--- Records ---
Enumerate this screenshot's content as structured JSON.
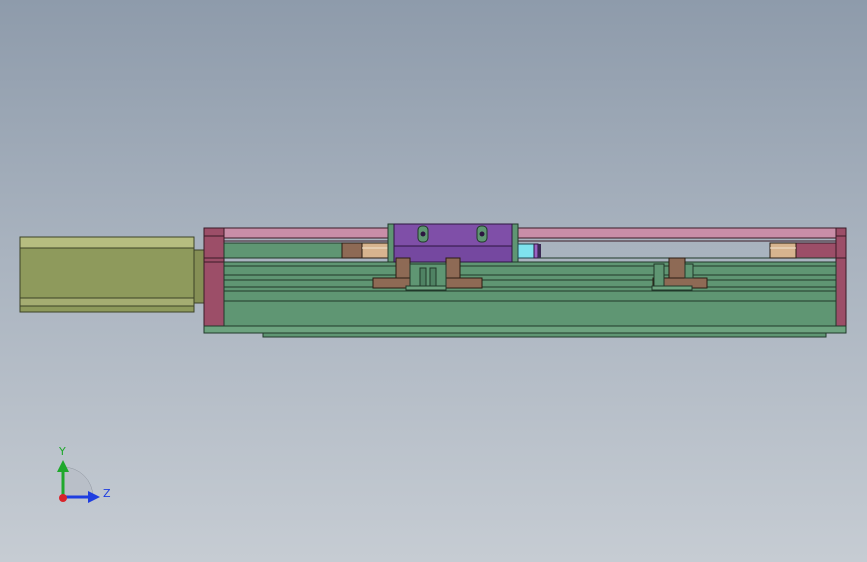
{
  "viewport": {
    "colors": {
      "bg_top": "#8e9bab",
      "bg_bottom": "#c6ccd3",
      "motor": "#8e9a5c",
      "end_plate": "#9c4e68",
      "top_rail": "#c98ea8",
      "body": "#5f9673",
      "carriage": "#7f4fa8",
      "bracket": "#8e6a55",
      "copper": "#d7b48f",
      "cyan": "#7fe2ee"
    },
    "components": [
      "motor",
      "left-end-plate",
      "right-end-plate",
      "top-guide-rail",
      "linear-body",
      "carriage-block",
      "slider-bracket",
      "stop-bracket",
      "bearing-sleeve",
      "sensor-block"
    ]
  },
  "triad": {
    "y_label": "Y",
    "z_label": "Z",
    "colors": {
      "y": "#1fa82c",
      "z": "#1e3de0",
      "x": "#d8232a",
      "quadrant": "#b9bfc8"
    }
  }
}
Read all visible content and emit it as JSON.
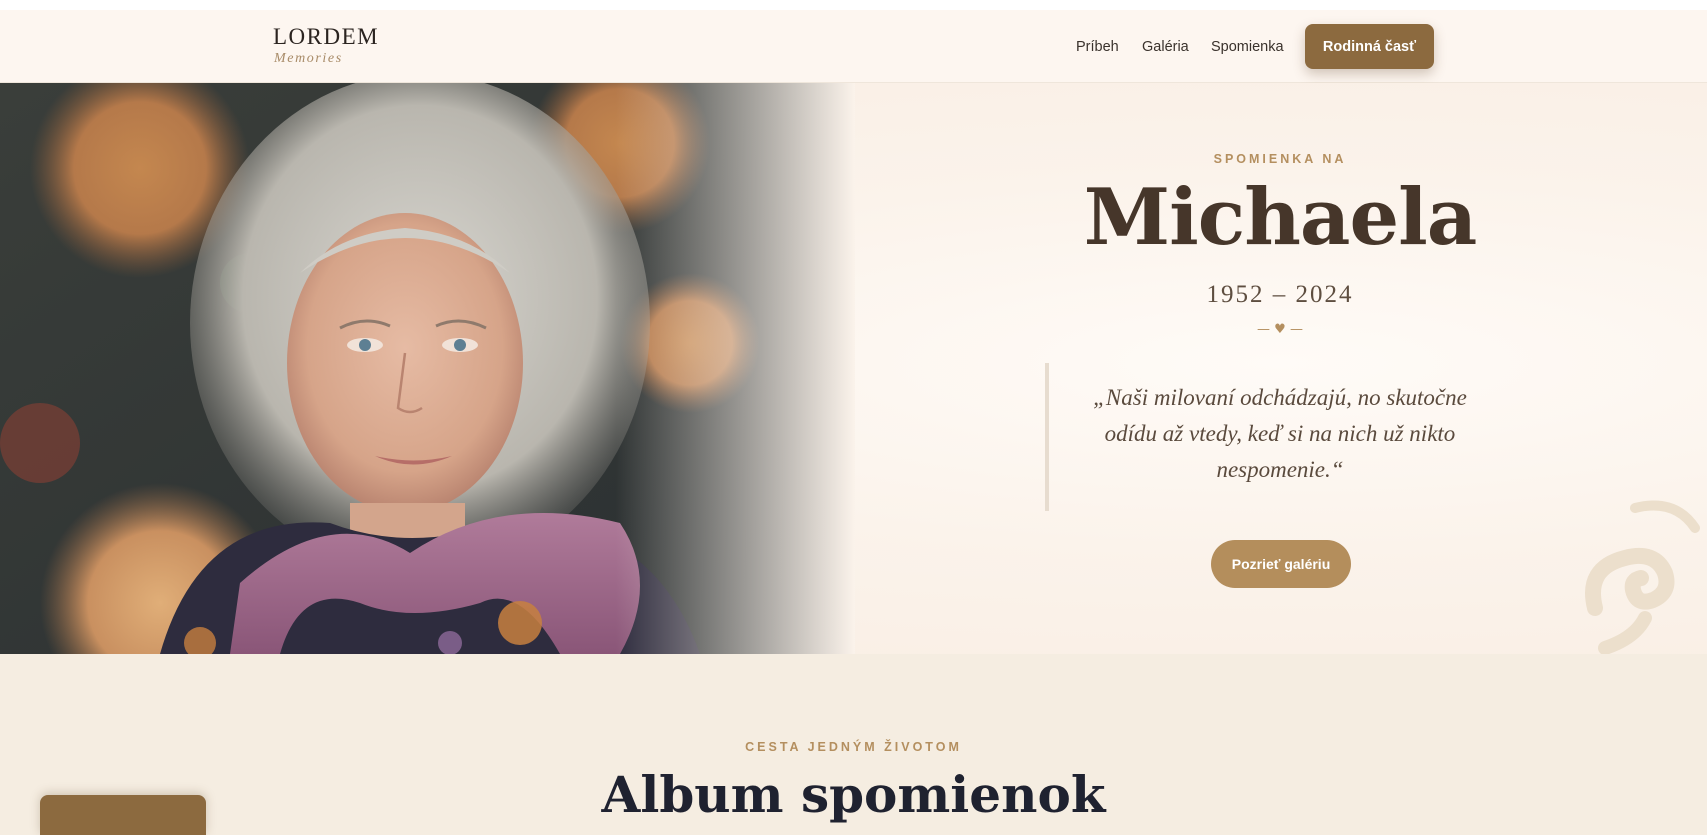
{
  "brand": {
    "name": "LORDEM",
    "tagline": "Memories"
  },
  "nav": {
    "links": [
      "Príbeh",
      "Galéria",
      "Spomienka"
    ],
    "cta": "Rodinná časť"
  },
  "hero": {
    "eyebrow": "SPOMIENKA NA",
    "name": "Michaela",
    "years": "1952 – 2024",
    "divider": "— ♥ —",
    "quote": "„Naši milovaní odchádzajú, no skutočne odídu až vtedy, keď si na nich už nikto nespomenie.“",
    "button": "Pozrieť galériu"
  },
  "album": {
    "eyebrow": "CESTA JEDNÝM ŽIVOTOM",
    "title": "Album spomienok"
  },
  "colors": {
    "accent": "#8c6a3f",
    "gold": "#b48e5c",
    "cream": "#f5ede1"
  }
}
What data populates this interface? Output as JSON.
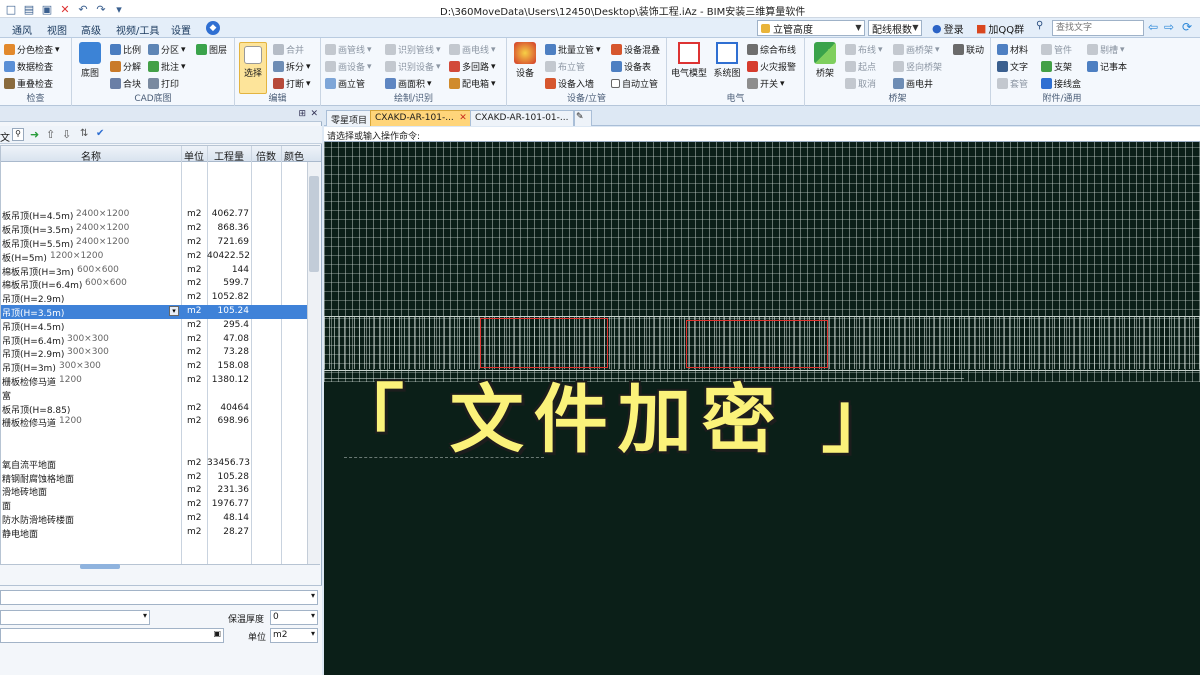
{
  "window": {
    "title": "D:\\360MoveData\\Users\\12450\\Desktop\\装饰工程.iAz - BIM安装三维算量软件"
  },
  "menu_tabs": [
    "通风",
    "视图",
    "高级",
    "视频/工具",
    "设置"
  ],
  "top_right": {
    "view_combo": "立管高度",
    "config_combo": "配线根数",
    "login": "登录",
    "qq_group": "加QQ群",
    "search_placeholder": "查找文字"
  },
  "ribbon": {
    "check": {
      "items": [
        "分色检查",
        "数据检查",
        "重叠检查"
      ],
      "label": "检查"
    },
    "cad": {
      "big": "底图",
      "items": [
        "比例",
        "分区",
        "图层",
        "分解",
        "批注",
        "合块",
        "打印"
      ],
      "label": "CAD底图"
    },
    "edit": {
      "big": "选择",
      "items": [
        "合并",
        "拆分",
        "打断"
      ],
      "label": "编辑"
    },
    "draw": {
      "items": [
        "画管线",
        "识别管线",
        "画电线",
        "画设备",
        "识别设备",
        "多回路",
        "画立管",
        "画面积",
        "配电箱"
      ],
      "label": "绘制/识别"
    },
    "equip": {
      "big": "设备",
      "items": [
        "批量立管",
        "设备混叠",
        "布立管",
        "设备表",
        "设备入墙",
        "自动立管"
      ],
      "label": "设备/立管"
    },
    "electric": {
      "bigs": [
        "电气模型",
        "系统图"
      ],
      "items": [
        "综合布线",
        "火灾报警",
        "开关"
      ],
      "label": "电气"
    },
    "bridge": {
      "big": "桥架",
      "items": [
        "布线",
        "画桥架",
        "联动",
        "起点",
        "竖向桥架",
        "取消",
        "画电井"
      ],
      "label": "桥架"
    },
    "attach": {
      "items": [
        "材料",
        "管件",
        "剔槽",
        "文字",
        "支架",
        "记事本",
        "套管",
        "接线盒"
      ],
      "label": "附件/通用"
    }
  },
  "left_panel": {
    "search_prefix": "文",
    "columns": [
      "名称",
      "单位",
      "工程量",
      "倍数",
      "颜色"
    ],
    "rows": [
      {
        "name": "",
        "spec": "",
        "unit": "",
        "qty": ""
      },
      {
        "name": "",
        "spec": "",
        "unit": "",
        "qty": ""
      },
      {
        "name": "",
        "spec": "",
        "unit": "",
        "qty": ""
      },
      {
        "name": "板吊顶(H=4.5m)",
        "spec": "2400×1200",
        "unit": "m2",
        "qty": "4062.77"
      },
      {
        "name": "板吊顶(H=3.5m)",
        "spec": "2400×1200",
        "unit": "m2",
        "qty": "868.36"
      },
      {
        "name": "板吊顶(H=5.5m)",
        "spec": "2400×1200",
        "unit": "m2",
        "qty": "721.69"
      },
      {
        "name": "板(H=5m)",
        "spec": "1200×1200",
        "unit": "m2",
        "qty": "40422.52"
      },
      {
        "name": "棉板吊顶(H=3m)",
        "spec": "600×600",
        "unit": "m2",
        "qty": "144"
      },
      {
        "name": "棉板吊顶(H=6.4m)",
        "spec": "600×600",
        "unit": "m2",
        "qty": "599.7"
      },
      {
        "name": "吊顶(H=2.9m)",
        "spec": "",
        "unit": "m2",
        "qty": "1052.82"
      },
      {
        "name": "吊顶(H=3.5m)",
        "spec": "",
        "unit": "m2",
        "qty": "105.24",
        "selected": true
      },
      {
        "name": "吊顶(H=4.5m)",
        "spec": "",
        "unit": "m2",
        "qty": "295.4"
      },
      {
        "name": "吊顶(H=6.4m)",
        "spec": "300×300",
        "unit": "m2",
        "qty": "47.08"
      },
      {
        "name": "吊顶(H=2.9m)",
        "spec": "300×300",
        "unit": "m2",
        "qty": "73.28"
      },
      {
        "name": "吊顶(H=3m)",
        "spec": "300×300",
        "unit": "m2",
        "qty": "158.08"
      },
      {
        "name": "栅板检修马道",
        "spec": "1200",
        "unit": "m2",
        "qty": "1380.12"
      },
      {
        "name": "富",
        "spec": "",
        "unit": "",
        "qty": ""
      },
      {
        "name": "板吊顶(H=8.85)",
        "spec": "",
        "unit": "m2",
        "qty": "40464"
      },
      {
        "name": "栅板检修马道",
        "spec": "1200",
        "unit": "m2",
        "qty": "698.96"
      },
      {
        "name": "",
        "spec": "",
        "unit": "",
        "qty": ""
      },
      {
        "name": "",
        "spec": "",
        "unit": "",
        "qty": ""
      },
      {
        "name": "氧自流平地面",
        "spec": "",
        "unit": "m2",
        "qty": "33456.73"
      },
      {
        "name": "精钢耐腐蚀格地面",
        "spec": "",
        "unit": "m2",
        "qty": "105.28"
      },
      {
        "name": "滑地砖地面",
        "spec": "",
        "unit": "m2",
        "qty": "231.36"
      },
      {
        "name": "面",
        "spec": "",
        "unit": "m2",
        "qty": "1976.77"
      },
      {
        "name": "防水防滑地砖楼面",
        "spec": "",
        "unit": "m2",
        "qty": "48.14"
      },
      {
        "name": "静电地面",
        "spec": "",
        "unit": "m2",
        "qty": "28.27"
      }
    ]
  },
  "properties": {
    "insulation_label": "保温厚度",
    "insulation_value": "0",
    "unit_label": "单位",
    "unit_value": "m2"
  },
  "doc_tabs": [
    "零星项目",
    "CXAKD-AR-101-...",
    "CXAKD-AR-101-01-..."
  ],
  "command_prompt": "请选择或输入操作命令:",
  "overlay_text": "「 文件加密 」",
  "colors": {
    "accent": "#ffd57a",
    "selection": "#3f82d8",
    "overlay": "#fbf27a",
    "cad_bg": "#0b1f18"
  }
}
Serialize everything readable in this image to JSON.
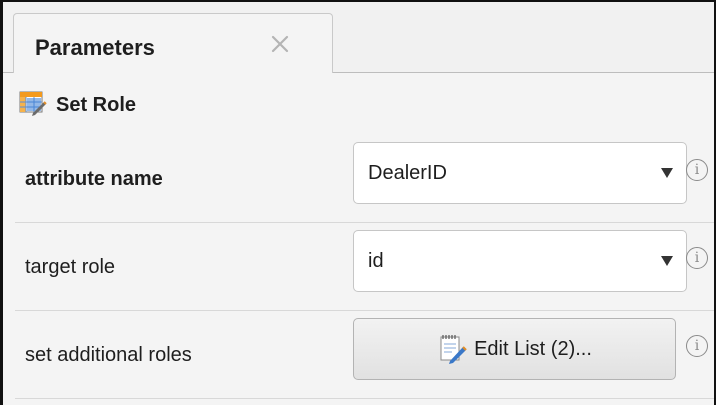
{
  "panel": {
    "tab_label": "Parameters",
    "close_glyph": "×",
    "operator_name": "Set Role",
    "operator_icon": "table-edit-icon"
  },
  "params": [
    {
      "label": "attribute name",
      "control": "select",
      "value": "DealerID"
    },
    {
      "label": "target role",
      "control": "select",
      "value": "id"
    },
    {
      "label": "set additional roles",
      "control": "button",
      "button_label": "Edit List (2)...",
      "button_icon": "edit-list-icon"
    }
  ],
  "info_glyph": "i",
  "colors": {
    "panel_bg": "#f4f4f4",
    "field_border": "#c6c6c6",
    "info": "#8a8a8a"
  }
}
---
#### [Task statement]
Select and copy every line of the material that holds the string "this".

#### [Answer to the exercise]
Enumerate this screenshot's content as structured JSON.
What data populates this interface? Output as JSON.
Serialize everything readable in this image to JSON.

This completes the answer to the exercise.